Doctor of Education (Motor Learning and Control)
In the preparation of doctoral students, the goal is to develop those competencies necessary to pursue scholarly and scientific work and to formulate strategies to enhance professional practice.
Research training uses an apprenticeship model. Students work closely with faculty throughout their preparation: initially as apprentices with access to considerable advisement, subsequently as collaborators, then progressing to a position as independent researchers.
Typically, the dissertation research is an extension of one or two prior studies. Often, research leading up to the dissertation is presented at national meetings or is published in professional journals.
In addition to substantive study and research preparation, students are expected to design an individual program representing their research area and professional concerns. Such preparation requires a significant commitment to graduate study. Doctoral students (and Ed.M. students planning to pursue the doctoral degree) are required to be engaged in research at least three days per week (on or off-site) and be available for advisement at least two mornings or afternoons.
For the doctoral program with specialization in Motor Learning and Control, specific course requirements (or equivalents transferred from prior graduate study) are:
- BBS 5060 Neuromuscular responses and adaptation to exercise (2)
- BBS 5068Brain and behavior I: Communication in the nervous system (1-2)
- BBSR 4050Biomechanical analysis of human movement (3)
- BBSR 4060 Motor learning (3)
- BBSR 4151Laboratory methods in biomechanics (3)
- BBSR 4161Motor learning laboratory (2-3)
- BBSR 5151 Introduction to the analysis of biomechanical signals, or an approved coursein computer programming (3)
- BBSR 5504 Research training in motor learning (2-3 points each semester, continuous enrollment required until completion of degree requirements, typically 18 points)
- BBSR 5582 Research design in the movement sciences (3)
- Four courses (12 points) selected from: BBSQ 4047, BBSR 4055, BBSR 4070, BBSR 4865, MSTC 5000, BBSR 5050, BBSR 5028, BBSR 5055, BBSR 5057, BBSR 5251,BBSR 5860
- Three topical seminars (9 points) selected from: BBSR 5596, BBSR 6563, BBSR 6564,BBSR 6565
- Statistics sequence minimum (9 points): HUDM 4122, HUDM 5122 and HUDM 5123
Two courses in educationally-relevant areas must also be selected from the list below or substituted with advisor permission:
- C&T 4004 Basic course in school improvement (3)
- C&T 4052 Designing curriculum and instruction (3)
- C&T 4078 Curriculum and teaching in urban areas (3)
- C&T 4114 Multicultural approaches to teaching young children (3)
- C&T 4159 Teacher education programs (3)
- C&T 5020 The environments of school (3)
- ORLH 4010 Purposes and policies of higher education (3)
- ORLH 4011 Curriculum and instruction in higher education (3)
- ORLH 4040 The American college student (3)
- ORLH 4820 Cultural diversity training in higher education settings: Issues and concerns (3)

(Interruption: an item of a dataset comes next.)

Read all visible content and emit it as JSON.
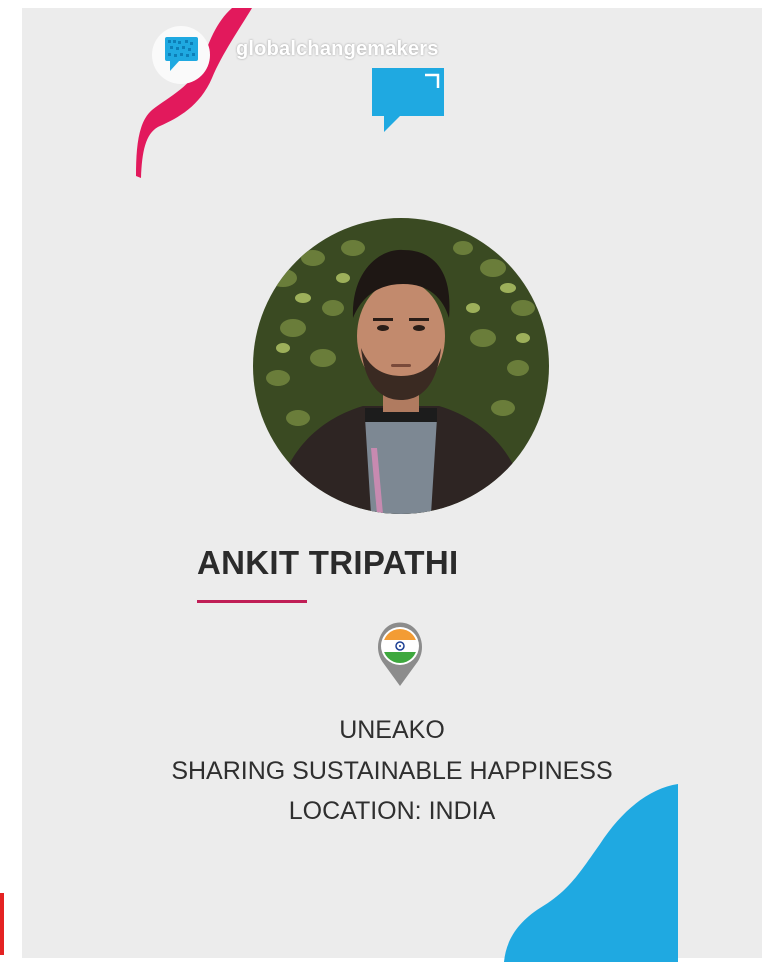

- ORLH 4830 Transforming the curriculum: Theory and practice (3)
- Individual program and electives (17)
Teaching Assistantships: Program faculty believe strongly in the value of assistant teaching. Teaching assistantship can provide students with valuable opportunities to learn new material, review material previously acquired and obtain teaching skills and materials. The objective of the required teaching assistantship is to provide Ed.D. students with a quality learning experience that will benefit them regardless of whether they pursue academic or nonacademic careers. Doctoral students are required to serve as a teaching assistant for one Masters level course before graduating (whether in a paid or non-paid capacity). Every effort will be made to match student preferences with available opportunities, but students should expect that they may not always receive their first preference. Beyond this, additional teaching assistantship opportunities may be available for more advanced courses.
Graduate Study/Clinical Practice Traineeships are available for occupational and physical therapists enrolled in or admitted to degree programs in Movement Science. They are offered in collaboration with several clinical agencies located in the metropolitan New York area that provide services to diverse groups including pediatric, adult, and geriatric clients. These traineeships involve up to 20 hours per week in a clinical setting and provide stipend and tuition benefits. International students may qualify, contingent on obtaining appropriate New York State clinical licensure. The latter may take up to 12 months so interested prospective students should contact the coordinator as soon as possible during the application process. The instructional staff in Movement Science provides clinical supervision. A case study approach is used to directly bridge between substantive study and clinical practice. For more detailed information, contact the Coordinator of Clinical Traineeships at (212) 678-3325.